What you need to do:
Restate the whole listing exactly, leaving nothing out.
═══ Data shown
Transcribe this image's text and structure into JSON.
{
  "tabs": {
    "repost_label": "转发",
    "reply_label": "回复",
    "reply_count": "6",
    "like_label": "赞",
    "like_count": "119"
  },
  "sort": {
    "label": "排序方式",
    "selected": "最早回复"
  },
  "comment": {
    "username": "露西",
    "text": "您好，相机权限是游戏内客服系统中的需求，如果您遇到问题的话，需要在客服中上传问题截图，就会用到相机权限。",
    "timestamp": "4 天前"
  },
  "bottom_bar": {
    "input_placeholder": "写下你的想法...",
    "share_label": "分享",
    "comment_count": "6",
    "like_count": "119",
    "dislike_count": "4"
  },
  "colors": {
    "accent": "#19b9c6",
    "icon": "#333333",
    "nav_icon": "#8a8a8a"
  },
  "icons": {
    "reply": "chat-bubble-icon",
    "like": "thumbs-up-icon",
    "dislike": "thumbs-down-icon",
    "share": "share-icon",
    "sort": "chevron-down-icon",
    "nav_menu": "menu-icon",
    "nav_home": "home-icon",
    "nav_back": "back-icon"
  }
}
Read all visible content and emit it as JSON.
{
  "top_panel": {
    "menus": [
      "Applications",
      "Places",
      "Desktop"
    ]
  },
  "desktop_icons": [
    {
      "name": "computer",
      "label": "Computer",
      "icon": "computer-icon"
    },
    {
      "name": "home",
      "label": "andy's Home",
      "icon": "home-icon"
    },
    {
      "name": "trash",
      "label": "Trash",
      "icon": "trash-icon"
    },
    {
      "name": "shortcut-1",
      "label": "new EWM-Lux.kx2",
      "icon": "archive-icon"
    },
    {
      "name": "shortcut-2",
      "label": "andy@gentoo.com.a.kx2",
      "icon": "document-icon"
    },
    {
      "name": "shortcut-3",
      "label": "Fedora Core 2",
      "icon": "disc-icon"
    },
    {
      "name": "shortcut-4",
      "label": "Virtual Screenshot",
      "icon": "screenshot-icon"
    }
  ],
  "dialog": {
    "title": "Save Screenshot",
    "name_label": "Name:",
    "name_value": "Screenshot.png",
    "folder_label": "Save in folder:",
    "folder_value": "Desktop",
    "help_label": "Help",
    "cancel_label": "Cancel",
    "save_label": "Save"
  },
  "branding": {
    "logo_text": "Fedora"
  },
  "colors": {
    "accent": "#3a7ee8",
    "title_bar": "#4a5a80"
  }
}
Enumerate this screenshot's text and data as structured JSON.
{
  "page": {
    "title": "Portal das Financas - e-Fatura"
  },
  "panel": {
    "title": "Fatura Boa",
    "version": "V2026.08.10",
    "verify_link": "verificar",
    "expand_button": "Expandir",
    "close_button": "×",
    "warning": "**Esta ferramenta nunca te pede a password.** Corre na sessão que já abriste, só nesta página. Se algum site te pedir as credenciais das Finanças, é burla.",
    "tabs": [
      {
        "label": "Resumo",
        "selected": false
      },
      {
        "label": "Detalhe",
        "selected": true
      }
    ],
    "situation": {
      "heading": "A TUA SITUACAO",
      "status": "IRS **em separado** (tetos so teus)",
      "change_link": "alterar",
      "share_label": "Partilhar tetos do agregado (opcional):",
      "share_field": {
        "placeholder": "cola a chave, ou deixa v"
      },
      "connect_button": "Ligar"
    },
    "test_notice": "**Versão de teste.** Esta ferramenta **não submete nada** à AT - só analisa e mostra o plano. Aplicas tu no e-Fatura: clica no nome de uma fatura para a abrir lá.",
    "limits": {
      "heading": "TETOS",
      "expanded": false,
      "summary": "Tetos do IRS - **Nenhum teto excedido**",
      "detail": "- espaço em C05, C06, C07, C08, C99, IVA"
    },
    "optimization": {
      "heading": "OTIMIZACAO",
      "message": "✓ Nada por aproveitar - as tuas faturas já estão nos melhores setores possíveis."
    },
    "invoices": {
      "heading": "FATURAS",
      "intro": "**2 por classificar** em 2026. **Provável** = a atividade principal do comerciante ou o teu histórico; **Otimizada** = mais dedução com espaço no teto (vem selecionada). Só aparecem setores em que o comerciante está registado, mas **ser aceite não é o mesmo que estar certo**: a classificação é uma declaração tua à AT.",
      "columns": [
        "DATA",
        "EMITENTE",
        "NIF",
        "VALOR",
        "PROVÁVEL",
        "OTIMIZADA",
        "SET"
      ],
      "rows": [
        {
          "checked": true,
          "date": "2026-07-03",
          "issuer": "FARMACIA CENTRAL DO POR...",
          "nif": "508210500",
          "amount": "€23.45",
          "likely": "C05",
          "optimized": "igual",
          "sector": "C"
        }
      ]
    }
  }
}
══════
Solution for this exercise:
Transcribe this image's text and structure into JSON.
{
  "tabs": {
    "repost_label": "转发",
    "reply_label": "回复",
    "reply_count": "6",
    "like_label": "赞",
    "like_count": "119"
  },
  "sort": {
    "label": "排序方式",
    "selected": "最早回复"
  },
  "comment": {
    "username": "露西",
    "text": "您好，相机权限是游戏内客服系统中的需求，如果您遇到问题的话，需要在客服中上传问题截图，就会用到相机权限。",
    "timestamp": "4 天前"
  },
  "bottom_bar": {
    "input_placeholder": "写下你的想法...",
    "share_label": "分享",
    "comment_count": "6",
    "like_count": "119",
    "dislike_count": "4"
  },
  "colors": {
    "accent": "#19b9c6",
    "icon": "#333333",
    "nav_icon": "#8a8a8a"
  },
  "icons": {
    "reply": "chat-bubble-icon",
    "like": "thumbs-up-icon",
    "dislike": "thumbs-down-icon",
    "share": "share-icon",
    "sort": "chevron-down-icon",
    "nav_menu": "menu-icon",
    "nav_home": "home-icon",
    "nav_back": "back-icon"
  }
}
Read all visible content and emit it as JSON.
{
  "top_panel": {
    "menus": [
      "Applications",
      "Places",
      "Desktop"
    ]
  },
  "desktop_icons": [
    {
      "name": "computer",
      "label": "Computer",
      "icon": "computer-icon"
    },
    {
      "name": "home",
      "label": "andy's Home",
      "icon": "home-icon"
    },
    {
      "name": "trash",
      "label": "Trash",
      "icon": "trash-icon"
    },
    {
      "name": "shortcut-1",
      "label": "new EWM-Lux.kx2",
      "icon": "archive-icon"
    },
    {
      "name": "shortcut-2",
      "label": "andy@gentoo.com.a.kx2",
      "icon": "document-icon"
    },
    {
      "name": "shortcut-3",
      "label": "Fedora Core 2",
      "icon": "disc-icon"
    },
    {
      "name": "shortcut-4",
      "label": "Virtual Screenshot",
      "icon": "screenshot-icon"
    }
  ],
  "dialog": {
    "title": "Save Screenshot",
    "name_label": "Name:",
    "name_value": "Screenshot.png",
    "folder_label": "Save in folder:",
    "folder_value": "Desktop",
    "help_label": "Help",
    "cancel_label": "Cancel",
    "save_label": "Save"
  },
  "branding": {
    "logo_text": "Fedora"
  },
  "colors": {
    "accent": "#3a7ee8",
    "title_bar": "#4a5a80"
  }
}
Enumerate this screenshot's text and data as structured JSON.
{
  "page": {
    "title": "Portal das Financas - e-Fatura"
  },
  "panel": {
    "title": "Fatura Boa",
    "version": "V2026.08.10",
    "verify_link": "verificar",
    "expand_button": "Expandir",
    "close_button": "×",
    "warning": "**Esta ferramenta nunca te pede a password.** Corre na sessão que já abriste, só nesta página. Se algum site te pedir as credenciais das Finanças, é burla.",
    "tabs": [
      {
        "label": "Resumo",
        "selected": false
      },
      {
        "label": "Detalhe",
        "selected": true
      }
    ],
    "situation": {
      "heading": "A TUA SITUACAO",
      "status": "IRS **em separado** (tetos so teus)",
      "change_link": "alterar",
      "share_label": "Partilhar tetos do agregado (opcional):",
      "share_field": {
        "placeholder": "cola a chave, ou deixa v"
      },
      "connect_button": "Ligar"
    },
    "test_notice": "**Versão de teste.** Esta ferramenta **não submete nada** à AT - só analisa e mostra o plano. Aplicas tu no e-Fatura: clica no nome de uma fatura para a abrir lá.",
    "limits": {
      "heading": "TETOS",
      "expanded": false,
      "summary": "Tetos do IRS - **Nenhum teto excedido**",
      "detail": "- espaço em C05, C06, C07, C08, C99, IVA"
    },
    "optimization": {
      "heading": "OTIMIZACAO",
      "message": "✓ Nada por aproveitar - as tuas faturas já estão nos melhores setores possíveis."
    },
    "invoices": {
      "heading": "FATURAS",
      "intro": "**2 por classificar** em 2026. **Provável** = a atividade principal do comerciante ou o teu histórico; **Otimizada** = mais dedução com espaço no teto (vem selecionada). Só aparecem setores em que o comerciante está registado, mas **ser aceite não é o mesmo que estar certo**: a classificação é uma declaração tua à AT.",
      "columns": [
        "DATA",
        "EMITENTE",
        "NIF",
        "VALOR",
        "PROVÁVEL",
        "OTIMIZADA",
        "SET"
      ],
      "rows": [
        {
          "checked": true,
          "date": "2026-07-03",
          "issuer": "FARMACIA CENTRAL DO POR...",
          "nif": "508210500",
          "amount": "€23.45",
          "likely": "C05",
          "optimized": "igual",
          "sector": "C"
        }
      ]
    }
  }
}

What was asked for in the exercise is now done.